BTW, the seeds are tiny, put a little silky bag over the developing pod if you want to collect them. When the small pod is ready, it explodes and the seeds fly all over. Very hard to collect if you don't have them bagged in advance.


On Jan 11, 2011, sunkissed from Winter Springs, FL (Zone 9b) wrote:

I just love this plant, it is the cousin to the blue sky vine (Bengal clock vine), looks quite a bit like morning glory, but stays pretty much in its place. It will freeze to ground when temperatures get below freezing, but comes back fuller every spring. It is one of the first things to bloom in my garden each spring, and blooms all the way until first freeze. I do have to tie it to a trellis or it will grow on the ground once branches are long enough to fall due to weight. Hummers and bees love to visit the blooms. Mine gets full morning sun and filtered sun to shade from noon until sunset. Does fine with twice a week irrigation, heavy rains don't seem to affect it either.


On Aug 12, 2010, bobyrd from Conroe, TX (Zone 9a) wrote:

Once this plant gets started it really takes off and blooms non stop.
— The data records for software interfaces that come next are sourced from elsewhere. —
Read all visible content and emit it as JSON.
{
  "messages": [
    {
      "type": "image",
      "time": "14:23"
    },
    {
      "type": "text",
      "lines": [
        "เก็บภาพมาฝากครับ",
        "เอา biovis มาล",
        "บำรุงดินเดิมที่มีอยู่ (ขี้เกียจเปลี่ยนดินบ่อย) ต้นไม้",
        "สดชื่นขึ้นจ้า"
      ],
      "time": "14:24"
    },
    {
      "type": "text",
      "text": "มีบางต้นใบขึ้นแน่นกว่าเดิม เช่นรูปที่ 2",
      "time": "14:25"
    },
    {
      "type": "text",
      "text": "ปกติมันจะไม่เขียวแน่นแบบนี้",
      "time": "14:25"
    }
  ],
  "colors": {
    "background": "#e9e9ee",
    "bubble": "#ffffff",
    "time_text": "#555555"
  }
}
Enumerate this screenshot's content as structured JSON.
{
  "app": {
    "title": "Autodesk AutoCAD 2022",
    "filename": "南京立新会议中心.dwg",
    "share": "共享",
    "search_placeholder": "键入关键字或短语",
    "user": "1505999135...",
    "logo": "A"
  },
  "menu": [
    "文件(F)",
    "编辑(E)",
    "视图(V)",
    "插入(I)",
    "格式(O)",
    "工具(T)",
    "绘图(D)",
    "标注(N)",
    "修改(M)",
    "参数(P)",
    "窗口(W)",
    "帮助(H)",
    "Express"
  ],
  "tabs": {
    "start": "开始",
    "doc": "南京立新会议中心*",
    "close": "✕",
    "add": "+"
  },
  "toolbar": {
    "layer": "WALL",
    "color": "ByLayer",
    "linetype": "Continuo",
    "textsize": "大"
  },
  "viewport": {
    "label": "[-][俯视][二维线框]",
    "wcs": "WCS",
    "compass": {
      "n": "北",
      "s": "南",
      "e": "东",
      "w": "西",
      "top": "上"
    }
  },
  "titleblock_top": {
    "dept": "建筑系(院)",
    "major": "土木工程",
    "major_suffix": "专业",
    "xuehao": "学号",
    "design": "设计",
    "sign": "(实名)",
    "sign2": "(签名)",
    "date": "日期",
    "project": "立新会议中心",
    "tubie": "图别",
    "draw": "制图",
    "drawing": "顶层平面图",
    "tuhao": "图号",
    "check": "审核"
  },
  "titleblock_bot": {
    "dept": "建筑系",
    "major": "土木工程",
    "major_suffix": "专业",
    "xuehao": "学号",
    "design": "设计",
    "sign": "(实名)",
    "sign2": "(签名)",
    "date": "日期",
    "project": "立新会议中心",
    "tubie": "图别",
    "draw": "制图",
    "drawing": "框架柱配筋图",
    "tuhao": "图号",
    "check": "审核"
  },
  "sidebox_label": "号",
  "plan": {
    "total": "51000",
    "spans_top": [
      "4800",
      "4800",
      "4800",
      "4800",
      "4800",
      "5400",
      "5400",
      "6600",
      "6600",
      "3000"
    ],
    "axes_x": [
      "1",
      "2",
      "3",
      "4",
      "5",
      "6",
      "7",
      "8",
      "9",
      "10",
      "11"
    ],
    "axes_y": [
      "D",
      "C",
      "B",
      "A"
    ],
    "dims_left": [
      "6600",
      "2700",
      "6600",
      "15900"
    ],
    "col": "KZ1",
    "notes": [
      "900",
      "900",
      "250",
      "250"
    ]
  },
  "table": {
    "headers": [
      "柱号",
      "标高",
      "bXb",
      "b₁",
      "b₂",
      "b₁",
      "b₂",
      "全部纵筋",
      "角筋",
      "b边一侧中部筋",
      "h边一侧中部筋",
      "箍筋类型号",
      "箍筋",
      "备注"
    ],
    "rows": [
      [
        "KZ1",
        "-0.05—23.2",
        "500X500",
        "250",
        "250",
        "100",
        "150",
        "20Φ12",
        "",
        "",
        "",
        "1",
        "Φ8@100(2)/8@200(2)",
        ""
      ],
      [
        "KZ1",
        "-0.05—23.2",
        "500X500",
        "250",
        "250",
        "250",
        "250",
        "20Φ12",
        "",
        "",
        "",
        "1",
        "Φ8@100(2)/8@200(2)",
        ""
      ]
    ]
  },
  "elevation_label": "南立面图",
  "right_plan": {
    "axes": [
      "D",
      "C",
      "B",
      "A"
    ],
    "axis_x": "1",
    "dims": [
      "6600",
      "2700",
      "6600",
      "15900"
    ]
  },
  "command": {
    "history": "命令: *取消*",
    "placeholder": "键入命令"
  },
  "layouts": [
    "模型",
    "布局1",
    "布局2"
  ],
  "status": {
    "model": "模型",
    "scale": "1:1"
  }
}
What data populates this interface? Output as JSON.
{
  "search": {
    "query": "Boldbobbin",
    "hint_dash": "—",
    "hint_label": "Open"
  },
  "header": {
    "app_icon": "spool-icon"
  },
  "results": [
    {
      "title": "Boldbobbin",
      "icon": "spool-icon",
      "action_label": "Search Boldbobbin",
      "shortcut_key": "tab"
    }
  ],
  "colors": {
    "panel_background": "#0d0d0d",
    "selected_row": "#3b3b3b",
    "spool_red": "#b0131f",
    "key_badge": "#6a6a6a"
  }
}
In my area the flowers close up in the heat of the late afternoon. I have yet to figure out where the seeds are if there are any! I have this planted where it gets afternoon sun but am eager to see how it does in partial shade.


On Jun 28, 2008, 9kittymom from Bartlesville, OK (Zone 6a) wrote:

I love this vine. I bought it last year from Logee's and it bloomed a little bit. I wintered it over in my garage because it wouldn't make it in my zone. It has come back and is lush and loaded with buds and blooms. Just Gorgeous!


On Jul 8, 2007, largosmom from Newport News, VA (Zone 7b) wrote:

This plant was recommended to me as an annual in my area for a quick covering vine for a section of chainlink that is visible between the neighbor's house and mine. I'm very pleased with the bright blue blossoms and wish I'd put it on a terrace (next year!). I plant to collect cuttings and/or seed in the fall so that I can grow my own. In profile, the yellow throat shows, and it resembles a smoker's pipe.


On Jun 25, 2007, princessnonie from New Caney, TX (Zone 8b) wrote:

In my zone which is 8b/9a this plant wilts in late afternoon summer sun but recovers.
It freezes to the ground in winter but comes back from the root in time to reach 3 to 4 feet tall and blooms well.


On Aug 31, 2006, mia01 from karachi,
Pakistan wrote:

mia01 31 Aug 06 Karachi

This plant is a joy to behold! I have had it in my garden for over a year now. From a small cutting it has grown into a most pleasing 4 foot high bush and flowers faithfully. My only regret is that the gorgeous deep purple flowers are very shortlived.

I am quite certain mine is the thunbergia battiscombei but, unlike lilypons, it is quite unmistakably small-leaved. I will post a picture of it ....if I can only figure out how...


On Oct 6, 2004, Lilypon from Moose Jaw, SK (Zone 3b) wrote:

This one is a winner (for spending the winter in a zone 3 grower's window). I really am following in love with:
Common name: Blue Boy or Clock Vine
Family: acanthaceae
Genus: thunbergia
Species battiscombei

It started blooming outside and even tho it dropped it's buds with constant hauling in and out (spending three days in a dark shed, avoiding frost, didn't help) it has now come back strong and is covered with buds/flowers. I really think it is a winner for growers in lower zones. Should also mention it blooms the first year from a small cutting. Just be aware it is a larger leafed vine and has a huge root systerm (needs a very large pot).


On Jan 30, 2003, lupinelover from Grove City, OH (Zone 6a) wrote:

Great for weaving among other plants.